 Reinforce that students check their work as they progress within and after a task.
 Strengthen students’ ability to verify solutions through justifications.
 
MA.K12.MTR.7.1:  Apply mathematics to realworld contexts. Mathematicians who apply mathematics to realworld contexts:  Connect mathematical concepts to everyday experiences.
 Use models and methods to understand, represent and solve problems.
 Perform investigations to gather data or determine if a method is appropriate.
• Redesign models and methods to improve accuracy or efficiency.
Clarifications: Teachers who encourage students to apply mathematics to realworld contexts: Provide opportunities for students to create models, both concrete and abstract, and perform investigations.
 Challenge students to question the accuracy of their models and methods.
 Support students as they validate conclusions by comparing them to the given situation.
 Indicate how various concepts can be applied to other disciplines.
 
ELA.K12.EE.1.1:  Cite evidence to explain and justify reasoning.Clarifications: K1 Students include textual evidence in their oral communication with guidance and support from adults. The evidence can consist of details from the text without naming the text. During 1st grade, students learn how to incorporate the evidence in their writing.23 Students include relevant textual evidence in their written and oral communication. Students should name the text when they refer to it. In 3rd grade, students should use a combination of direct and indirect citations. 45 Students continue with previous skills and reference comments made by speakers and peers. Students cite texts that they’ve directly quoted, paraphrased, or used for information. When writing, students will use the form of citation dictated by the instructor or the style guide referenced by the instructor. 68 Students continue with previous skills and use a style guide to create a proper citation. 912 Students continue with previous skills and should be aware of existing style guides and the ways in which they differ.
 
ELA.K12.EE.2.1:  Read and comprehend gradelevel complex texts proficiently.Clarifications: See Text Complexity for gradelevel complexity bands and a text complexity rubric.  
ELA.K12.EE.3.1:  Make inferences to support comprehension.Clarifications: Students will make inferences before the words infer or inference are introduced. Kindergarten students will answer questions like “Why is the girl smiling?” or make predictions about what will happen based on the title page.

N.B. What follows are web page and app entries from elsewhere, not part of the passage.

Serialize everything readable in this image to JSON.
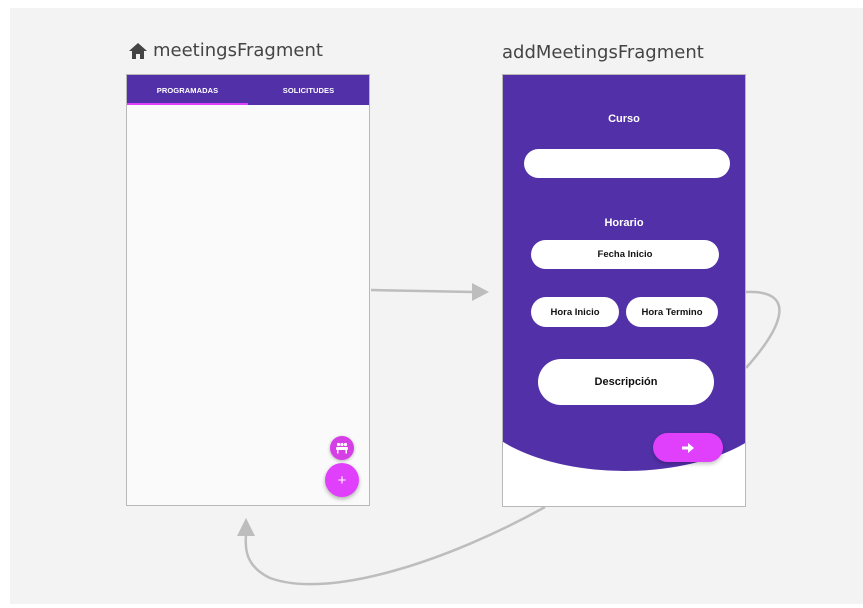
{
  "screens": {
    "meetings": {
      "title": "meetingsFragment",
      "tabs": [
        {
          "label": "PROGRAMADAS",
          "active": true
        },
        {
          "label": "SOLICITUDES",
          "active": false
        }
      ],
      "fab_small_icon": "group-icon",
      "fab_icon": "plus-icon",
      "fab_label": "+"
    },
    "add_meetings": {
      "title": "addMeetingsFragment",
      "curso_label": "Curso",
      "curso_value": "",
      "horario_label": "Horario",
      "fecha_inicio": "Fecha Inicio",
      "hora_inicio": "Hora Inicio",
      "hora_termino": "Hora Termino",
      "descripcion": "Descripción",
      "next_icon": "arrow-right-icon"
    }
  },
  "colors": {
    "primary": "#5230a8",
    "accent": "#e040fb",
    "background": "#f3f3f3",
    "connector": "#bdbdbd"
  }
}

Students will use the terms and apply them in 2nd grade and beyond.  
ELA.K12.EE.4.1:  Use appropriate collaborative techniques and active listening skills when engaging in discussions in a variety of situations.Clarifications: In kindergarten, students learn to listen to one another respectfully.In grades 12, students build upon these skills by justifying what they are thinking. For example: “I think ________ because _______.” The collaborative conversations are becoming academic conversations. In grades 312, students engage in academic conversations discussing claims and justifying their reasoning, refining and applying skills. Students build on ideas, propel the conversation, and support claims and counterclaims with evidence.
 
ELA.K12.EE.5.1:  Use the accepted rules governing a specific format to create quality work.Clarifications: Students will incorporate skills learned into work products to produce quality work. For students to incorporate these skills appropriately, they must receive instruction. A 3rd grade student creating a poster board display must have instruction in how to effectively present information to do quality work.  
ELA.K12.EE.6.1:  Use appropriate voice and tone when speaking or writing.Clarifications: In kindergarten and 1st grade, students learn the difference between formal and informal language. For example, the way we talk to our friends differs from the way we speak to adults. In 2nd grade and beyond, students practice appropriate social and academic language to discuss texts.  

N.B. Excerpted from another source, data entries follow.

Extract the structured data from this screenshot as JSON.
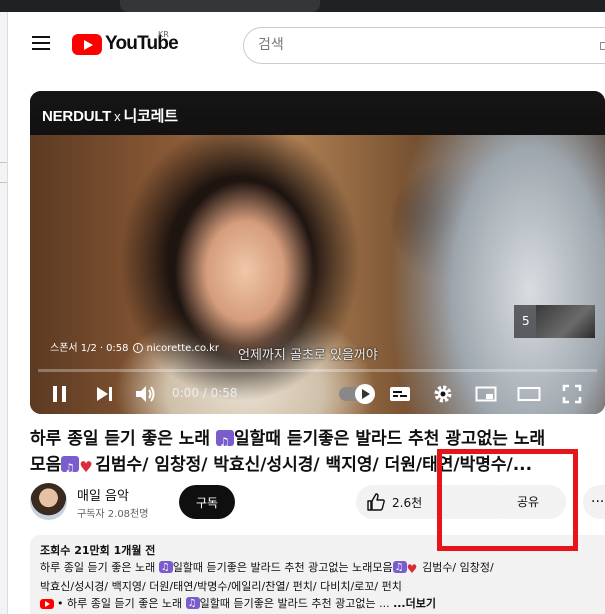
{
  "masthead": {
    "logo_text": "YouTube",
    "country_code": "KR",
    "search_placeholder": "검색"
  },
  "player": {
    "brand": "NERDULT",
    "brand_x": "x",
    "brand_partner": "니코레트",
    "caption": "언제까지 골초로 있을꺼야",
    "sponsor_label": "스폰서 1/2",
    "sponsor_time": "0:58",
    "sponsor_site": "nicorette.co.kr",
    "skip_count": "5",
    "time_display": "0:00 / 0:58",
    "progress_fraction": 0.0
  },
  "video": {
    "title_line1": "하루 종일 듣기 좋은 노래",
    "title_line1_b": "일할때 듣기좋은 발라드 추천 광고없는 노래",
    "title_line2_a": "모음",
    "title_line2_b": "김범수/ 임창정/ 박효신/성시경/ 백지영/ 더원/태연/박명수/..."
  },
  "channel": {
    "name": "매일 음악",
    "subscribers": "구독자 2.08천명",
    "subscribe_label": "구독",
    "like_count": "2.6천",
    "share_label": "공유",
    "more_label": "···"
  },
  "description": {
    "meta": "조회수 21만회  1개월 전",
    "line1_a": "하루 종일 듣기 좋은 노래",
    "line1_b": "일할때 듣기좋은 발라드 추천 광고없는 노래모음",
    "line1_c": " 김범수/ 임창정/",
    "line2": "박효신/성시경/ 백지영/ 더원/태연/박명수/에일리/찬열/ 펀치/ 다비치/로꼬/ 펀치",
    "line3_a": "• 하루 종일 듣기 좋은 노래",
    "line3_b": "일할때 듣기좋은 발라드 추천 광고없는 ...",
    "more_link": "...더보기"
  },
  "colors": {
    "youtube_red": "#ff0000",
    "highlight_box": "#e8141c",
    "ad_progress": "#ffcc00"
  }
}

ELD.K12.ELL.MA.1:  English language learners communicate information, ideas and concepts necessary for academic success in the content area of Mathematics. 

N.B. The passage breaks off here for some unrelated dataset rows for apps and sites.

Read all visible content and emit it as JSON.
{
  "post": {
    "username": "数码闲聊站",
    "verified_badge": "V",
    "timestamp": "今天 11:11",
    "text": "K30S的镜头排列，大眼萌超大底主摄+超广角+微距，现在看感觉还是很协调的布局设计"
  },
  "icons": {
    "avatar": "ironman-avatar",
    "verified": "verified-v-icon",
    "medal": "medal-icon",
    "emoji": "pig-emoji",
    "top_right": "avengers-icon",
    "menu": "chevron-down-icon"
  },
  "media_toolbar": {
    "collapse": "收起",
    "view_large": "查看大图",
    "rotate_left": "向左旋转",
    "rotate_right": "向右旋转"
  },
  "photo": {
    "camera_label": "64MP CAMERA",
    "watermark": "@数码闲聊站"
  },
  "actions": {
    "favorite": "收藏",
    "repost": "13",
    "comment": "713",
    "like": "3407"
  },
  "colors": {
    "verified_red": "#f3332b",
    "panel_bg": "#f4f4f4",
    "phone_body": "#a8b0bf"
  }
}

ELD.K12.ELL.SI.1:  English language learners communicate for social and instructional purposes within the school setting.